Walk through the streets of Camden and you will find yourself among globally recognised institutions. From the British Library and the Francis Crick Institute to tech giants like Facebook and Google, these places have amassed a knowledge hub with a truly international reputation for excellence.
But impressive as they are, Camden wants to ensure that these institutions are part of its social fabric, that they aren’t just enclaves of talent, disconnected from the rest of the borough. Instead, they should play a real, positive role in people’s lives. Camden Learning, a partnership between the borough’s state schools and Camden Council, is one organisation making that connection happen for young people in the community.

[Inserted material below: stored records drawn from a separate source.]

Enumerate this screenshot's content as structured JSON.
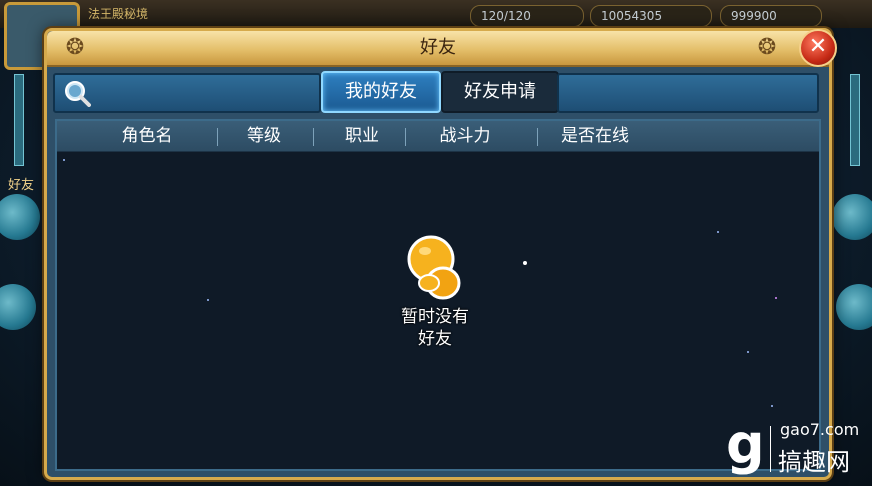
{
  "background": {
    "top_left_label": "法王殿秘境",
    "resources": [
      "120/120",
      "10054305",
      "999900"
    ],
    "left_side_label": "好友"
  },
  "dialog": {
    "title": "好友",
    "close_icon": "close-icon",
    "search": {
      "icon": "search-icon",
      "value": ""
    },
    "tabs": [
      {
        "label": "我的好友",
        "active": true
      },
      {
        "label": "好友申请",
        "active": false
      }
    ],
    "columns": [
      "角色名",
      "等级",
      "职业",
      "战斗力",
      "是否在线"
    ],
    "empty_state": {
      "line1": "暂时没有",
      "line2": "好友",
      "icon": "mascot-icon"
    }
  },
  "watermark": {
    "logo": "g",
    "url": "gao7.com",
    "name": "搞趣网"
  },
  "colors": {
    "title_gold": "#e4bf6a",
    "panel_bg": "#0f1a27",
    "tab_active": "#2e7fc0",
    "close_red": "#c62a16"
  }
}
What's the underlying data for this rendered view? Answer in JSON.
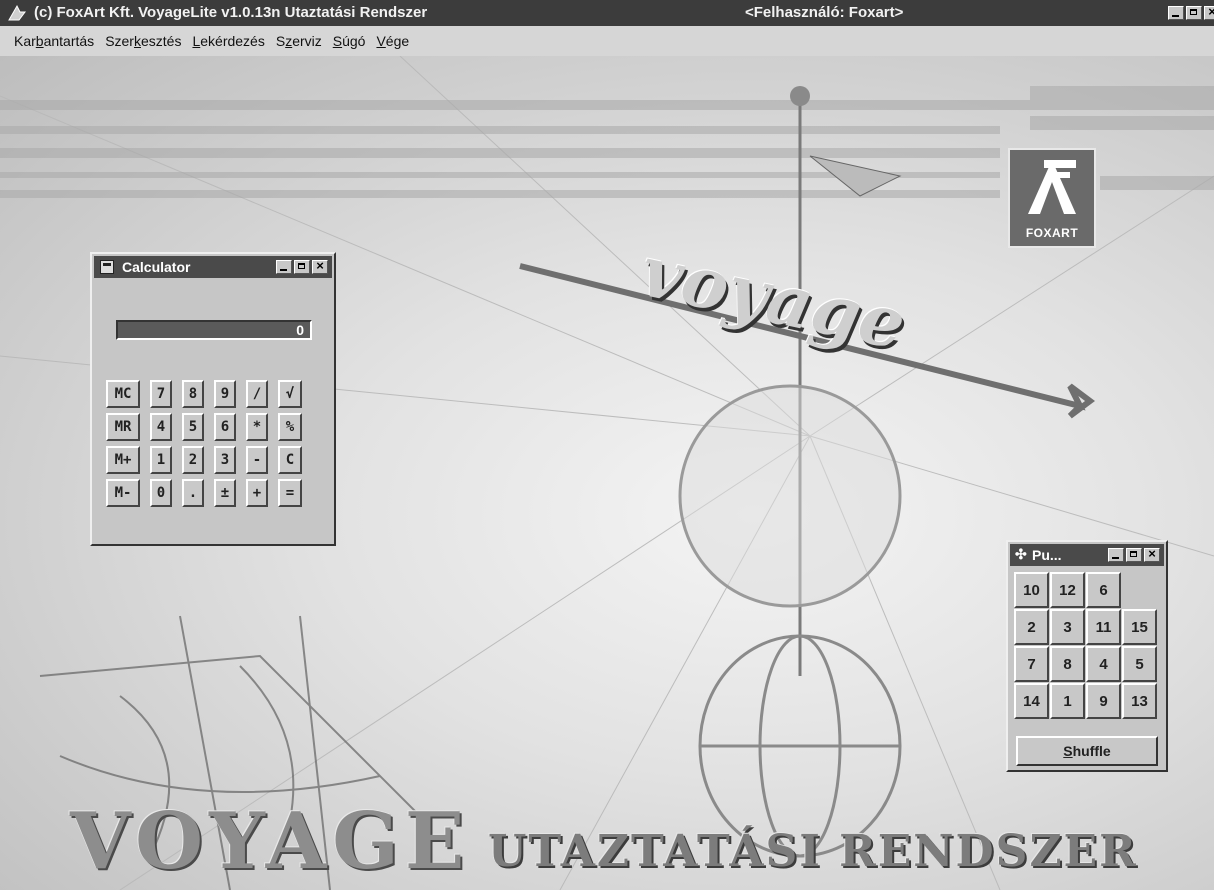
{
  "titlebar": {
    "title": "(c) FoxArt Kft. VoyageLite v1.0.13n Utaztatási Rendszer",
    "user": "<Felhasználó: Foxart>"
  },
  "menu": {
    "items": [
      {
        "label": "Karbantartás",
        "accel": "b"
      },
      {
        "label": "Szerkesztés",
        "accel": "k"
      },
      {
        "label": "Lekérdezés",
        "accel": "L"
      },
      {
        "label": "Szerviz",
        "accel": "z"
      },
      {
        "label": "Súgó",
        "accel": "S"
      },
      {
        "label": "Vége",
        "accel": "V"
      }
    ]
  },
  "background": {
    "logo_text": "FOXART",
    "banner_word": "voyage",
    "big_word": "VOYAGE",
    "big_subtitle": "UTAZTATÁSI RENDSZER"
  },
  "calculator": {
    "title": "Calculator",
    "display": "0",
    "keys": [
      "MC",
      "7",
      "8",
      "9",
      "/",
      "√",
      "MR",
      "4",
      "5",
      "6",
      "*",
      "%",
      "M+",
      "1",
      "2",
      "3",
      "-",
      "C",
      "M-",
      "0",
      ".",
      "±",
      "+",
      "="
    ]
  },
  "puzzle": {
    "title": "Pu...",
    "tiles": [
      "10",
      "12",
      "6",
      "",
      "2",
      "3",
      "11",
      "15",
      "7",
      "8",
      "4",
      "5",
      "14",
      "1",
      "9",
      "13"
    ],
    "shuffle_label": "Shuffle"
  },
  "colors": {
    "titlebar_bg": "#3c3c3c",
    "window_face": "#c6c6c6",
    "display_bg": "#5a5a5a"
  }
}
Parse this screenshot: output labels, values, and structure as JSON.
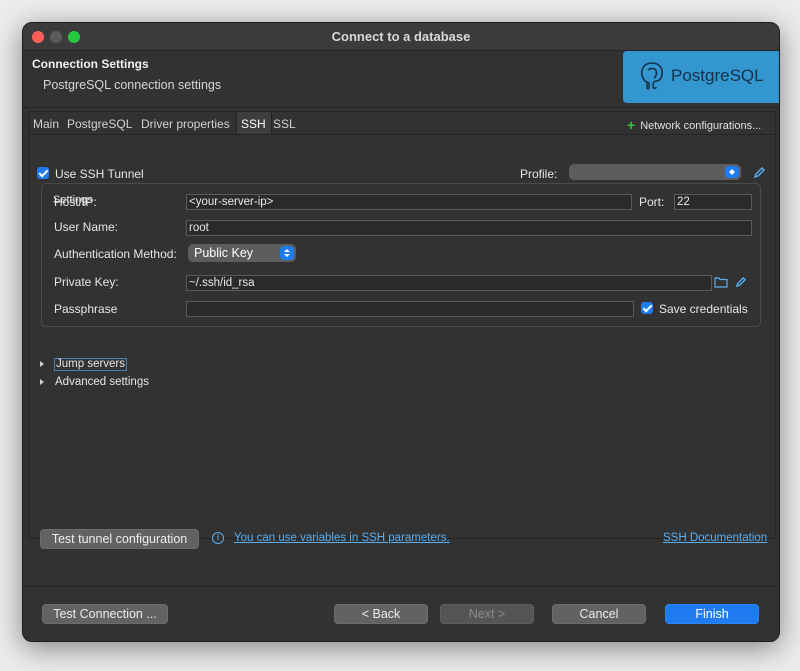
{
  "window": {
    "title": "Connect to a database"
  },
  "header": {
    "title": "Connection Settings",
    "subtitle": "PostgreSQL connection settings",
    "logo_text": "PostgreSQL"
  },
  "tabs": [
    {
      "label": "Main"
    },
    {
      "label": "PostgreSQL"
    },
    {
      "label": "Driver properties"
    },
    {
      "label": "SSH"
    },
    {
      "label": "SSL"
    }
  ],
  "active_tab": "SSH",
  "network_configurations": "Network configurations...",
  "ssh": {
    "use_tunnel_label": "Use SSH Tunnel",
    "use_tunnel_checked": true,
    "profile_label": "Profile:",
    "profile_value": "",
    "settings_label": "Settings",
    "host_label": "Host/IP:",
    "host_value": "<your-server-ip>",
    "port_label": "Port:",
    "port_value": "22",
    "user_label": "User Name:",
    "user_value": "root",
    "auth_label": "Authentication Method:",
    "auth_value": "Public Key",
    "key_label": "Private Key:",
    "key_value": "~/.ssh/id_rsa",
    "pass_label": "Passphrase",
    "pass_value": "",
    "save_credentials_label": "Save credentials",
    "save_credentials_checked": true,
    "jump_servers": "Jump servers",
    "advanced_settings": "Advanced settings",
    "test_tunnel": "Test tunnel configuration",
    "variables_link": "You can use variables in SSH parameters.",
    "docs_link": "SSH Documentation"
  },
  "footer": {
    "test_connection": "Test Connection ...",
    "back": "< Back",
    "next": "Next >",
    "cancel": "Cancel",
    "finish": "Finish"
  },
  "colors": {
    "accent": "#1f7cf0",
    "link": "#59aef0",
    "logo_bg": "#3396cf"
  }
}
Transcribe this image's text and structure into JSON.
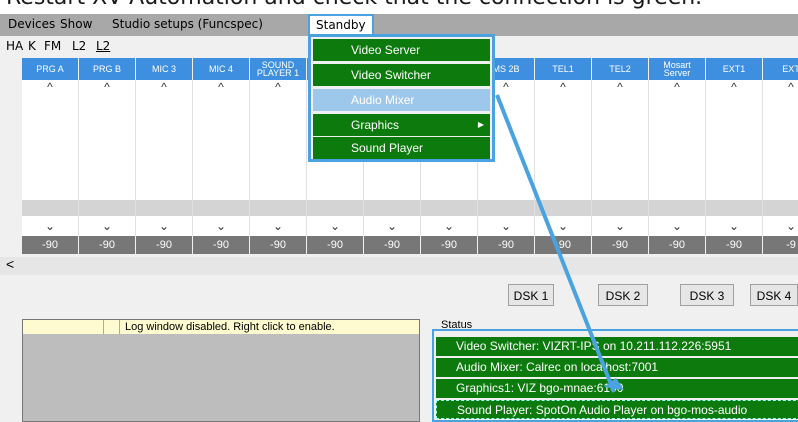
{
  "caption": "Restart XV Automation and check that the connection is green.",
  "menubar": {
    "items": [
      "Devices",
      "Show",
      "Studio setups (Funcspec)"
    ],
    "open_item": "Standby"
  },
  "toolbar": {
    "items": [
      "HA",
      "K",
      "FM",
      "L2"
    ],
    "active_item": "L2"
  },
  "grid": {
    "columns": [
      {
        "header": "PRG A",
        "value": "-90"
      },
      {
        "header": "PRG B",
        "value": "-90"
      },
      {
        "header": "MIC 3",
        "value": "-90"
      },
      {
        "header": "MIC 4",
        "value": "-90"
      },
      {
        "header": "SOUND PLAYER 1",
        "value": "-90"
      },
      {
        "header": "",
        "value": "-90"
      },
      {
        "header": "",
        "value": "-90"
      },
      {
        "header": "",
        "value": "-90"
      },
      {
        "header": "MS 2B",
        "value": "-90"
      },
      {
        "header": "TEL1",
        "value": "-90"
      },
      {
        "header": "TEL2",
        "value": "-90"
      },
      {
        "header": "Mosart Server",
        "value": "-90"
      },
      {
        "header": "EXT1",
        "value": "-90"
      },
      {
        "header": "EXT",
        "value": "-9"
      }
    ],
    "up_glyph": "^",
    "down_glyph": "⌄"
  },
  "scrollbar": {
    "left_arrow": "<"
  },
  "dsk_buttons": [
    "DSK 1",
    "DSK 2",
    "DSK 3",
    "DSK 4"
  ],
  "log": {
    "message": "Log window disabled. Right click to enable."
  },
  "status": {
    "label": "Status",
    "rows": [
      "Video Switcher: VIZRT-IPS on 10.211.112.226:5951",
      "Audio Mixer: Calrec on localhost:7001",
      "Graphics1: VIZ bgo-mnae:6100",
      "Sound Player: SpotOn Audio Player on bgo-mos-audio"
    ]
  },
  "dropdown": {
    "items": [
      "Video Server",
      "Video Switcher",
      "Audio Mixer",
      "Graphics",
      "Sound Player"
    ],
    "highlighted_index": 2,
    "submenu_index": 3,
    "submenu_glyph": "▶"
  },
  "colors": {
    "accent_blue": "#4aa3e0",
    "status_green": "#0d7a0d",
    "header_blue": "#3f8fe0"
  }
}
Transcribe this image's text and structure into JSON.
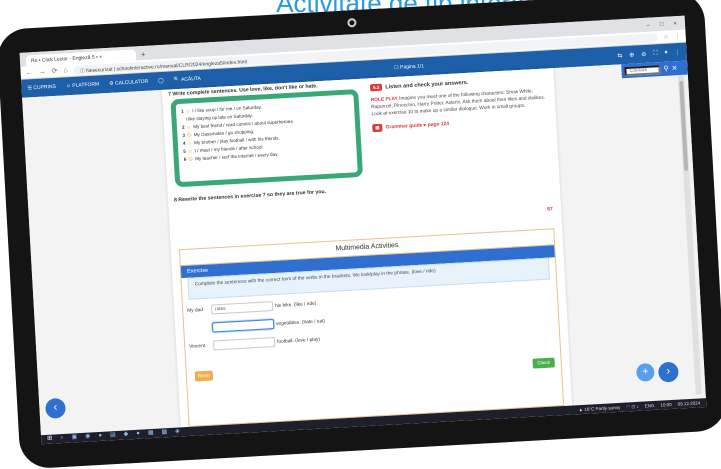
{
  "caption": "Activitate de tip interactiv",
  "browser": {
    "tab_title": "Ro • Click Lector - Engleză 5 • ×",
    "new_tab": "+",
    "window_controls": [
      "–",
      "□",
      "×"
    ],
    "nav": [
      "←",
      "→",
      "⟳",
      "⌂"
    ],
    "url": "ⓘ Nesecurizat | schoolinteractive.ro/manual/CLR/2024/engleza5/index.html",
    "extensions": [
      "☆",
      "⋮"
    ]
  },
  "app_toolbar": {
    "items": [
      "☰ CUPRINS",
      "☺ PLATFORM",
      "⚙ CALCULATOR",
      "◯",
      "🔍 ACĂUTA"
    ],
    "center": "☐ Pagina 1/1",
    "right": [
      "⇆",
      "⊕",
      "⊖",
      "⛶",
      "♦",
      "⋮"
    ]
  },
  "side_panel": {
    "search_placeholder": "Căutare",
    "search_icon": "search-icon",
    "close_icon": "close-icon"
  },
  "exercise7": {
    "header": "7  Write complete sentences. Use love, like, don't like or hate.",
    "sentences": [
      {
        "n": "1",
        "face": "☺",
        "text": "I / like soup / for me / on Saturday."
      },
      {
        "n": "",
        "face": "",
        "text": "I like staying up late on Saturday."
      },
      {
        "n": "2",
        "face": "☺",
        "text": "My best friend / read comics / about superheroes."
      },
      {
        "n": "3",
        "face": "☹",
        "text": "My classmates / go shopping."
      },
      {
        "n": "4",
        "face": "☺",
        "text": "My brother / play football / with his friends."
      },
      {
        "n": "5",
        "face": "☺",
        "text": "I / meet / my friends / after school."
      },
      {
        "n": "6",
        "face": "☹",
        "text": "My teacher / surf the Internet / every day."
      }
    ]
  },
  "right_col": {
    "badge": "5.3",
    "title": "Listen and check your answers.",
    "role_label": "ROLE PLAY",
    "role_text": "Imagine you meet one of the following characters: Snow White, Rapunzel, Pinocchio, Harry Potter, Asterix. Ask them about their likes and dislikes. Look at exercise 10 to make up a similar dialogue. Work in small groups.",
    "grammar": "Grammar guide ▸ page 124"
  },
  "exercise8": "8  Rewrite the sentences in exercise 7 so they are true for you.",
  "page_number": "57",
  "multimedia": {
    "title": "Multimedia Activities",
    "exercise_label": "Exercise",
    "instructions": "Complete the sentences with the correct form of the verbs in the brackets. We look/play in the phrase. (love / ride)",
    "rows": [
      {
        "label": "My dad",
        "value": "rides",
        "suffix": "his bike. (like / ride)"
      },
      {
        "label": "",
        "value": "",
        "suffix": "vegetables. (hate / eat)"
      },
      {
        "label": "Vincent",
        "value": "",
        "suffix": "football. (love / play)"
      }
    ],
    "reset_label": "Reset",
    "check_label": "Check"
  },
  "fabs": {
    "left": "‹",
    "plus": "+",
    "right": "›"
  },
  "taskbar": {
    "icons": [
      "⊞",
      "⌕",
      "▣",
      "◉",
      "●",
      "▤",
      "◆",
      "●",
      "▦",
      "▩",
      "◈"
    ],
    "tray": [
      "▲ 16°C Partly sunny",
      "◠ ⊡ ♪",
      "ENG",
      "10:00",
      "09.12.2024"
    ]
  }
}
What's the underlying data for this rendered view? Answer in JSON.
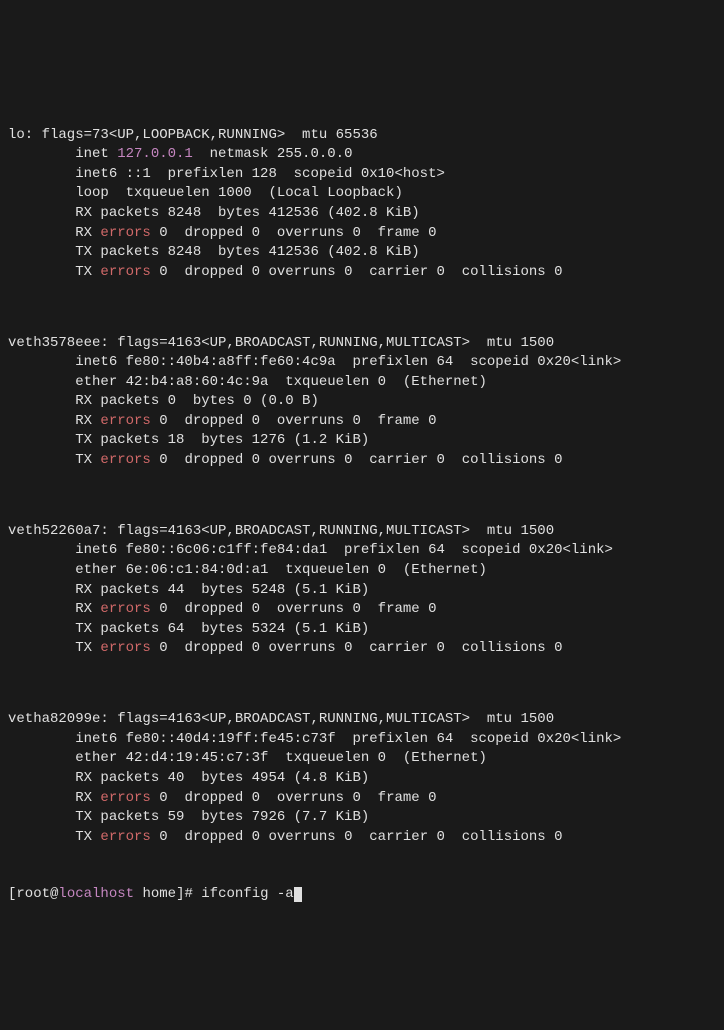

Camden Learning’s STEAM (Science, Technology, Engineering, Arts and Maths) programme has worked for three years to connect employers with the next generation of local talent. The goal is to give kids “a sense that job opportunities exist, but also that sense that they belong there,” says Danielle Tobin, Director of STEAM and Partnerships.
The programme, which works with young people and schools across the borough with a particular focus on those from disadvantaged and underrepresented backgrounds, is “that lynchpin in the middle” between schools and companies, Tobin says. Employers can sign up to the STEAM Pledge, committing to activities that can benefit kids’ prospects later in life.
STEAM brings together a traditional STEM background and injects it with creativity. “What we’ve found over the last few years is that creativity also encapsulates communication and collaboration, and those skills are going to be really crucial for future jobs,” Tobin says.
The relevance is obvious in Camden: science, technology and creative collaboration are the foundation of its institutions, and their importance is going nowhere.
One way Camden Learning advocates for this multi-disciplinary approach is through its STEAM Hub. Bringing together leaders from local schools that have pioneered STEAM-focused learning – such as the Torriano School – and local businesses, the Hub has developed STEAM curriculum approaches that it shares with other primary and secondary schools.
A team of teachers, employers and students from Central Saint Martins art school have put together five curriculum projects, each focused on a challenge in the local area. One of these sees early primary school students working with architecture firm Bennetts Associates (who are also working on the Tribeca project) to design the eco city of the future.
Tobin says: “This is obviously rooted in high quality curriculum design and what kids need to be learning anyway, but what we’re able to add is that young people are focusing on how to be changemakers in their local area.”
Another benefit is that these projects take a multi-disciplinary approach, which, Tobin argues, can be “quite hard” to embed in a curriculum otherwise – especially in secondary school. Projects that combine scientific and creative skills emulate how architects and engineers, for example, might design a new development in the real world.
The value of meaningful work experience
Beyond being exposed to a wide range of subject knowledge, students that take part in these projects learn about careers they can aspire to. They will learn what an architect, or an engineer, or a programmer does and that these are genuine options for them later in life.
The problem students face is that while activities like work experience and apprenticeships – meaningful encounters with employers – have a tangible impact on young people’s prospects, they are still often dependent on connections, which means the most disadvantaged lose out on the benefits.
Camden Learning is working hard to change this. During the pandemic, Google developed a work experience programme for Camden students, prioritising those from a disadvantaged backgrounds. The result is that 120 students a year will have Google on their CV. Programmes like that, Tobin says, “will make a really substantial difference.”
As Camden STEAM’s programme enters its next phase of expansion, it gives the borough’s world-class institutions the chance to be more than just beacons of knowledge for the world. They can be beacons of hope and opportunity for those who walk past them every day.
“We know that by the age of seven, evidence shows that young people’s career ambitions are pretty much set, and it’s quite rooted in their gender, ethnicity and socio-economic background – and the stereotypes around careers. We’re not saying that kids need to be choosing their careers, but they need to be exposed to the whole range of different roles that exist in the world.”